ASTRO-H, Japan’s flagship space observatory, lifted off from the Tanegashima Space Center today at 3:45 a.m. EST (12:45 a.m. PST) on a mission to explore mysterious phenomena in the universe in unprecedented detail. It is equipped with a Canadian lasermeasurement system, the Canadian ASTRO-H Metrology System (CAMS), provided by the Canadian Space Agency (CSA).

In return for CAMS, three Canadians will be part of the mission’s science team and have privileged access to the space observatory to study black holes, supernovas, and galaxy clusters. They will also investigate how galaxies like our own Milky Way were formed and how matter behaves under extreme conditions.

Professor Luigi Gallo of Saint Mary’s University leads Canada’s science team, which includes Professor Brian McNamara of the University of Waterloo and Professor Samar Safi?Harb of the University of Manitoba, as well as their respective teams of researchers and students.

Quick facts

Built by Neptec Design Group Ltd., CAMS is a precision optics technology that will calibrate measurements taken with the observatory’s Hard X-ray Telescope, significantly enhancing the quality of its images. Neptec designed, manufactured, assembled and tested CAMS in just four years.
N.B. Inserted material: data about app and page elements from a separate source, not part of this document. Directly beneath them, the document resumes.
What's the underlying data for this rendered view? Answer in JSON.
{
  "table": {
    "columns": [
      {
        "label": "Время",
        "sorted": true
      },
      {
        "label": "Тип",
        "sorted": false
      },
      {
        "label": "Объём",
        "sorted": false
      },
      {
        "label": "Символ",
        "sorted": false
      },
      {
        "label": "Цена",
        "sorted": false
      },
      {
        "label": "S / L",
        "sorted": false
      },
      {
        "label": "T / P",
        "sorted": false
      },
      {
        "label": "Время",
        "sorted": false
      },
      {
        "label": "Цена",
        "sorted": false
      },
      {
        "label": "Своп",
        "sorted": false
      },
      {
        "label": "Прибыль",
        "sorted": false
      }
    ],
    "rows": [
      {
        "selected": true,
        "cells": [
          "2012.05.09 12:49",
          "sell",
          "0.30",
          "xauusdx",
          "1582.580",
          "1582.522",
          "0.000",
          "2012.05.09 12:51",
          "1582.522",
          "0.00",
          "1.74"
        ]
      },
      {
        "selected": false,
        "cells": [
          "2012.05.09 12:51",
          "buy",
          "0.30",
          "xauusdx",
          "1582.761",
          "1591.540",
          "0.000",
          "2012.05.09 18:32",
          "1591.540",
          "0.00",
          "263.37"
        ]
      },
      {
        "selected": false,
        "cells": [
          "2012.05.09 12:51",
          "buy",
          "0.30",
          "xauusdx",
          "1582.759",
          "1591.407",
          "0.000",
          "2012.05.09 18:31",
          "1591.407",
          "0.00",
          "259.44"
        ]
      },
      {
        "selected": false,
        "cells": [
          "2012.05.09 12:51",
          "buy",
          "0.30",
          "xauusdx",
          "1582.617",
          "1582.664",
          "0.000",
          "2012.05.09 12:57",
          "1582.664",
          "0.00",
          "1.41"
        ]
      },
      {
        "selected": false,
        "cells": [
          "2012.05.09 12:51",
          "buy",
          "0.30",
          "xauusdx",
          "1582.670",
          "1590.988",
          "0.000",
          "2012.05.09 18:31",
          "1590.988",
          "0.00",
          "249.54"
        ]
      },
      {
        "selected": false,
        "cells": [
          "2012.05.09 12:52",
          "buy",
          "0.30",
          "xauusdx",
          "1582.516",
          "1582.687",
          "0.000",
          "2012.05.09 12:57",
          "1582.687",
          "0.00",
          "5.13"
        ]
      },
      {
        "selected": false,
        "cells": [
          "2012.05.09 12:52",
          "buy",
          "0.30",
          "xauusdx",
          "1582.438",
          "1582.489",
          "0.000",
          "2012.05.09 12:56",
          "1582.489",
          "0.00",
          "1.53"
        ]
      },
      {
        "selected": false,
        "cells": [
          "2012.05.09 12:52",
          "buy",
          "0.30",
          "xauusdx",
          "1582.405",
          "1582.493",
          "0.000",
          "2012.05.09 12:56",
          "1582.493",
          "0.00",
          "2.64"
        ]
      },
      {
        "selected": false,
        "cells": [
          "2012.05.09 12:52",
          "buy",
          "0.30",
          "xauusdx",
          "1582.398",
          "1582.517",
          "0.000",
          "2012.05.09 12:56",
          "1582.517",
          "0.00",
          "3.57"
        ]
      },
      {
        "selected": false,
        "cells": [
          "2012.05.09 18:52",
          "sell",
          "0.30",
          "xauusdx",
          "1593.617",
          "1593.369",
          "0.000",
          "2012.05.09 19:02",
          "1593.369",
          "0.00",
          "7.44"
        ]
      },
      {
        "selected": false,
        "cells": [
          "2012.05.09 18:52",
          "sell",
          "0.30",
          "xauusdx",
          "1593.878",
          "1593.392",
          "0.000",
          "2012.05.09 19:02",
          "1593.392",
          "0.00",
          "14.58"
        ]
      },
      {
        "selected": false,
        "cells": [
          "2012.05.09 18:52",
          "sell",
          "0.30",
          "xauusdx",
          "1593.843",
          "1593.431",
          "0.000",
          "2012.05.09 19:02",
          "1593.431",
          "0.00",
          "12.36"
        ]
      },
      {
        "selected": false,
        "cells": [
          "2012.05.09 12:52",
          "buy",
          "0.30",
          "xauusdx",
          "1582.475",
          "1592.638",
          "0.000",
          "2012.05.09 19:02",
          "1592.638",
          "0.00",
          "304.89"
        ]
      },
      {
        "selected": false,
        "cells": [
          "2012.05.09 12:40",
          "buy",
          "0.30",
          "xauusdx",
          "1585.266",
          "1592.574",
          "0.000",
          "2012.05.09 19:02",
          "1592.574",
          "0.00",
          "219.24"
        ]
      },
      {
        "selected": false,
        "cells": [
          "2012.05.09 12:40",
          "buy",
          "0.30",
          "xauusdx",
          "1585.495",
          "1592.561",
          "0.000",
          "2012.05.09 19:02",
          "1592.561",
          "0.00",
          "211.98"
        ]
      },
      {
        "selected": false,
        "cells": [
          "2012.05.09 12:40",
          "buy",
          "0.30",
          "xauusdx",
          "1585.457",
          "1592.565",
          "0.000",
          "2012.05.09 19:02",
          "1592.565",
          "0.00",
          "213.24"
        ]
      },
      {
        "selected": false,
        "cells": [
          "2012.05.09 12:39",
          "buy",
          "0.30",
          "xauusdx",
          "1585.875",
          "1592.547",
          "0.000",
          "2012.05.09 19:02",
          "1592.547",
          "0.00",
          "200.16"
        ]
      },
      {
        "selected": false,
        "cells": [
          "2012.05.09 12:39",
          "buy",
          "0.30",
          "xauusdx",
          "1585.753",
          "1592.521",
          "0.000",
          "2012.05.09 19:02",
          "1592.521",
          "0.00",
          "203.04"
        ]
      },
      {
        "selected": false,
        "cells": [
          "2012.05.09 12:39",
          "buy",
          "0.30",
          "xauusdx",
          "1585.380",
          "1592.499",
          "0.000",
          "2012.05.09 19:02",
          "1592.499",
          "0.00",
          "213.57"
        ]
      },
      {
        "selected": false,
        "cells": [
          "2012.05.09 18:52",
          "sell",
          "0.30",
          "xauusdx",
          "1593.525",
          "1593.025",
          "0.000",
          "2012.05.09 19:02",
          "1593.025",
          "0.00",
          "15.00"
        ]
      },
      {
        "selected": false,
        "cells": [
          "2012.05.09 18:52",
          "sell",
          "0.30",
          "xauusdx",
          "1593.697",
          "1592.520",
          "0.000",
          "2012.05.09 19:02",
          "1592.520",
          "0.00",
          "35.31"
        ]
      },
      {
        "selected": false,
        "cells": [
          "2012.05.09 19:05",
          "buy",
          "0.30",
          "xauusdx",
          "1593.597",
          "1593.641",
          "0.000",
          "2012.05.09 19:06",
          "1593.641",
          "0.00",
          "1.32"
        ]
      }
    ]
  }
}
CAMS consists of a laser and detector attached to one end of the spacecraft and a cube mirror located at the opposite end on an extendable mast, 12 metres away. The mast tends to bend and twist due to the extreme temperature variations in space. CAMS will precisely measure the mast’s distortions to a level of accuracy equivalent to the width of two human hairs.

The Canadian science team will have access to the proprietary data during the first year of the observatory’s operations, after which the entire Canadian astronomy community will have opportunities to propose ideas for further space-based investigations.

The Canadian Space Agency’s total investment in ASTRO-H is estimated at $10 million (including taxes) over seven years (including industry contracts and support for the science team).


“I am delighted that the Japan Aerospace Exploration Agency has successfully launched ASTRO-H—yet another fruitful scientific collaboration between our two countries. Like many Canadians, I look forward to the amazing discoveries from this space-based observatory, and am very much interested to see how Canadian scientists will help advance humankind’s knowledge of the universe.”

The Honourable Navdeep Bains, Minister of Innovation, Science and Economic Development

“CAMS is a perfect example where a strategic investment by the Canadian Space Agency in Canadian technology has led directly to export sales and value-added job creation opportunities for Canada. This project keeps Canada on the leading edge of optical sensor space applications.”